We’ve all been there.  You’re on a call with your client and you ask about his favorite team, or what golf courses she’s been playing lately, or how his family is doing.  There ensues the type of social banter that is common between people and then you’re on to the substance of the call.  You finish the call, check your watch, see that you’ve been on the phone for an hour and you record your time accordingly.  Ever wonder what the social banter cost?  I know lots of clients who have. 

Now you can figure it out.  Check out this cost calculator.  It really is amazing how the cost can add up.

Hat tip to Matt Homann for bringing this to my attention.

I just received an email that made me smile.  It was from a time entry company, and promised to find all those "lost hours". 

How often do you spend 10 hours in the office and end up scratching your head because you only billed for 5 of them?

Its easy — and not uncommon — to let billable time slip through the cracks. Wouldn’t it be great if there were a way to not only ensure that all of your time was billed for, but that you could get back any unbilled time? Well, we have the answer!

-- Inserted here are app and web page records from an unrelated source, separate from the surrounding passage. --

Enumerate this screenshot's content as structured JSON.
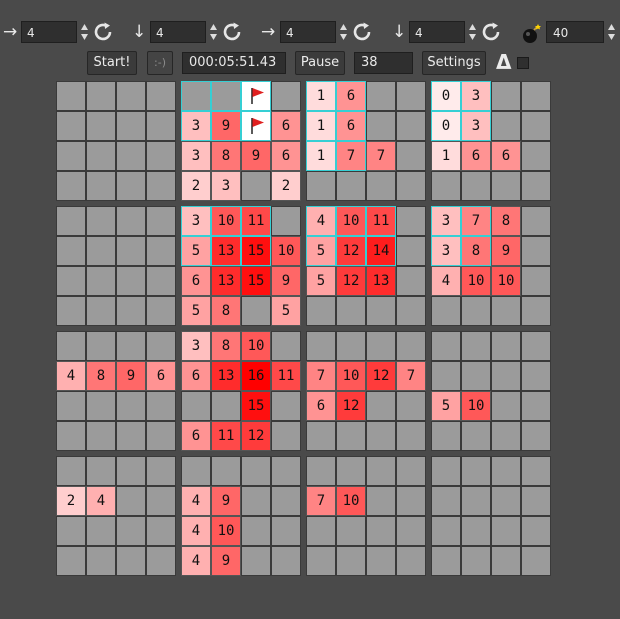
{
  "toolbar": {
    "dims": [
      {
        "arrow": "→",
        "arrow_icon": "arrow-right-icon",
        "value": "4"
      },
      {
        "arrow": "↓",
        "arrow_icon": "arrow-down-icon",
        "value": "4"
      },
      {
        "arrow": "→",
        "arrow_icon": "arrow-right-icon",
        "value": "4"
      },
      {
        "arrow": "↓",
        "arrow_icon": "arrow-down-icon",
        "value": "4"
      }
    ],
    "mines": "40",
    "start_label": "Start!",
    "smiley_label": ":-)",
    "timer": "000:05:51.43",
    "pause_label": "Pause",
    "counter": "38",
    "settings_label": "Settings",
    "delta_label": "Δ"
  },
  "colors": {
    "closed": "#9b9b9b",
    "highlight": "#35cfd4",
    "flag": "#e02020"
  },
  "board": {
    "rows": [
      ". . . . | H H F . | 1 6 . . | 0 3 . .",
      ". . . . | 3 9 F 6 | 1 6 . . | 0 3 . .",
      ". . . . | 3 8 9 6 | 1 7 7 . | 1 6 6 .",
      ". . . . | 2 3 . 2 | . . . . | . . . .",
      ". . . . | 3 10 11 . | 4 10 11 . | 3 7 8 .",
      ". . . . | 5 13 15 10 | 5 12 14 . | 3 8 9 .",
      ". . . . | 6 13 15 9 | 5 12 13 . | 4 10 10 .",
      ". . . . | 5 8 . 5 | . . . . | . . . .",
      ". . . . | 3 8 10 . | . . . . | . . . .",
      "4 8 9 6 | 6 13 16 11 | 7 10 12 7 | . . . .",
      ". . . . | . . 15 . | 6 12 . . | 5 10 . .",
      ". . . . | 6 11 12 . | . . . . | . . . .",
      ". . . . | . . . . | . . . . | . . . .",
      "2 4 . . | 4 9 . . | 7 10 . . | . . . .",
      ". . . . | 4 10 . . | . . . . | . . . .",
      ". . . . | 4 9 . . | . . . . | . . . ."
    ],
    "highlighted": [
      [
        0,
        4
      ],
      [
        0,
        5
      ],
      [
        0,
        6
      ],
      [
        1,
        4
      ],
      [
        1,
        5
      ],
      [
        1,
        6
      ],
      [
        0,
        8
      ],
      [
        0,
        9
      ],
      [
        1,
        8
      ],
      [
        1,
        9
      ],
      [
        2,
        8
      ],
      [
        2,
        9
      ],
      [
        0,
        12
      ],
      [
        0,
        13
      ],
      [
        1,
        12
      ],
      [
        1,
        13
      ],
      [
        4,
        4
      ],
      [
        4,
        5
      ],
      [
        4,
        6
      ],
      [
        5,
        4
      ],
      [
        5,
        5
      ],
      [
        5,
        6
      ],
      [
        4,
        8
      ],
      [
        4,
        9
      ],
      [
        4,
        10
      ],
      [
        5,
        8
      ],
      [
        5,
        9
      ],
      [
        5,
        10
      ],
      [
        4,
        12
      ],
      [
        4,
        13
      ],
      [
        5,
        12
      ],
      [
        5,
        13
      ]
    ]
  }
}
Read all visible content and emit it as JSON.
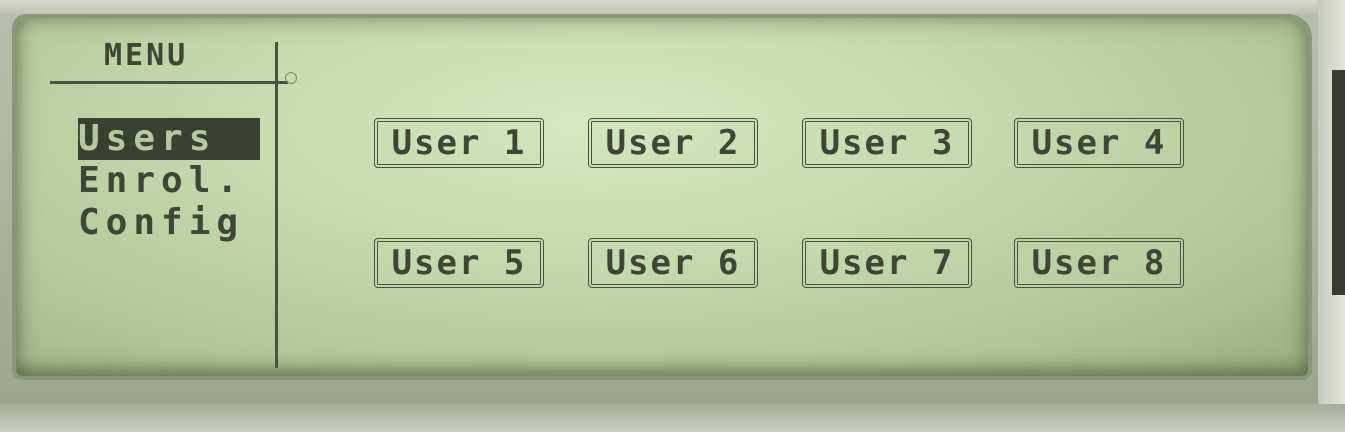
{
  "menu": {
    "title": "MENU",
    "items": [
      {
        "label": "Users",
        "selected": true
      },
      {
        "label": "Enrol."
      },
      {
        "label": "Config"
      }
    ]
  },
  "users": [
    {
      "label": "User 1"
    },
    {
      "label": "User 2"
    },
    {
      "label": "User 3"
    },
    {
      "label": "User 4"
    },
    {
      "label": "User 5"
    },
    {
      "label": "User 6"
    },
    {
      "label": "User 7"
    },
    {
      "label": "User 8"
    }
  ],
  "colors": {
    "lcd_background": "#c6dbb0",
    "lcd_text": "#3f4636"
  }
}
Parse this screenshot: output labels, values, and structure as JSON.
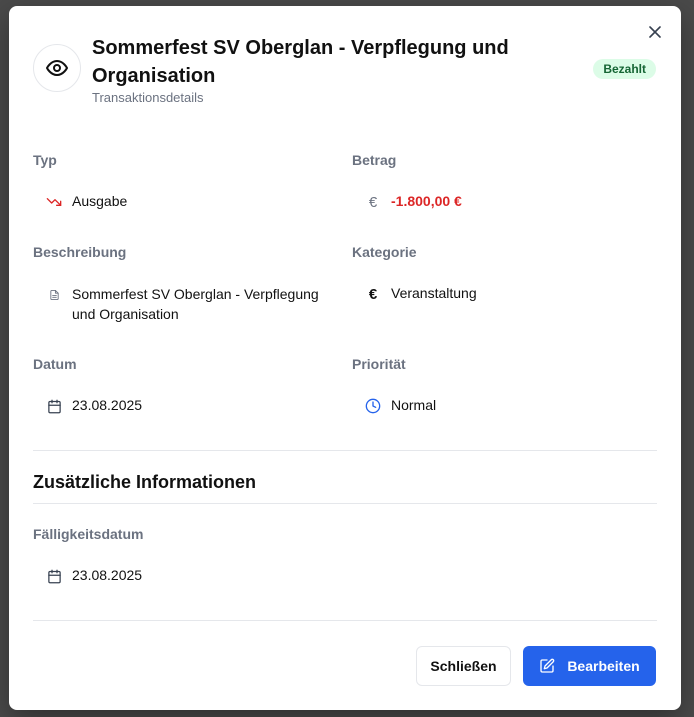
{
  "modal": {
    "title": "Sommerfest SV Oberglan - Verpflegung und Organisation",
    "subtitle": "Transaktionsdetails",
    "status_badge": "Bezahlt",
    "status_color": "#166534",
    "icon": "eye-icon"
  },
  "fields": {
    "typ": {
      "label": "Typ",
      "value": "Ausgabe",
      "icon": "trending-down-icon",
      "color": "#dc2626"
    },
    "betrag": {
      "label": "Betrag",
      "value": "-1.800,00 €",
      "icon": "euro-icon",
      "color": "#dc2626"
    },
    "beschreibung": {
      "label": "Beschreibung",
      "value": "Sommerfest SV Oberglan - Verpflegung und Organisation",
      "icon": "file-text-icon"
    },
    "kategorie": {
      "label": "Kategorie",
      "value": "Veranstaltung",
      "icon": "euro-icon"
    },
    "datum": {
      "label": "Datum",
      "value": "23.08.2025",
      "icon": "calendar-icon"
    },
    "prioritaet": {
      "label": "Priorität",
      "value": "Normal",
      "icon": "clock-icon",
      "color": "#2563eb"
    }
  },
  "additional": {
    "title": "Zusätzliche Informationen",
    "faelligkeitsdatum": {
      "label": "Fälligkeitsdatum",
      "value": "23.08.2025",
      "icon": "calendar-icon"
    }
  },
  "footer": {
    "close_label": "Schließen",
    "edit_label": "Bearbeiten",
    "accent": "#2563eb"
  }
}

The [ ] Assistant is a helpful tool that keeps track of everything you have done where you could have created a time entry but didn’t. That could include appointments on your calendar, completed items on your to do list, phone calls, emails, notes or documents.

The [ ] Assistant pulls together a list of all these items and allows you to quickly create time entries for them with a single click. You can even go one step further with the [ ] Saver feature — which creates time entries en masse. To save you time, all the information required for the time entry is automatically pulled from the originating item.

Just wondering if it does automatic deductions for the spur-of-the-moment clicks on Facebook, or checking out the reviews on the cool new restaurant or club, or planning a trip.  How about the phone call from your friend who wanted to cover the latest office gossip.  Those five minute calls add up.

These time entry systems, like the billable hour model itself, are designed as if time devoted to a matter can be calculated to a degree that would impress NASA engineers, as if the difference between recording 3.3 and 3.2 hours is meaningful and accurate.  Time keeping is a blunt instrument.  The precision of its presentation masks the bluntness, makes it seem more than it really is.   But companies like the one selling the time keeping software exist and succeed because lawyers persist in efforts to bill more hours.

 

 

The College of Law Practice Management has issued the following call:

If you have developed a new and better way of serving clients, a breakthrough way to find new business, or a truly innovative way to value and sell your services, you deserve the recognition of lawyers and clients worldwide by receiving a 2011 InnovAction Award. In prior years, the InnovAction Awards recognized only unprecedented initiatives, but in today’s rapidly changing environment, that criterion no longer represents the realities of law practice management. Therefore, the 2011 Awards will focus on originality of ideas and approaches, positive market disruption, value to client or industry, and effectiveness of results. For applications and more information go to www.innovactionaward.com.

Over the years, some great ideas have been recognized by the InnovAction Awards–they always get the creative juices flowing.  Best of luck to all entrants.

 

Why does Apple, which was once just a computer company, succeed when it branches out into MP3 players, phones and other products, while Microsoft fails?  Why do some poorly funded upstarts thrive while other better funded ones don’t?  Why do some firms "connect" with clients while others don’t?  You can get an answer in 18 minutes by listening to Simon Sinek’s Ted talk.  Or you can read Simon’s book, Start With Why.  Really powerful stuff.

Hat tip to Jay Shepherd for blogging about Simon is his recent Above the Law post.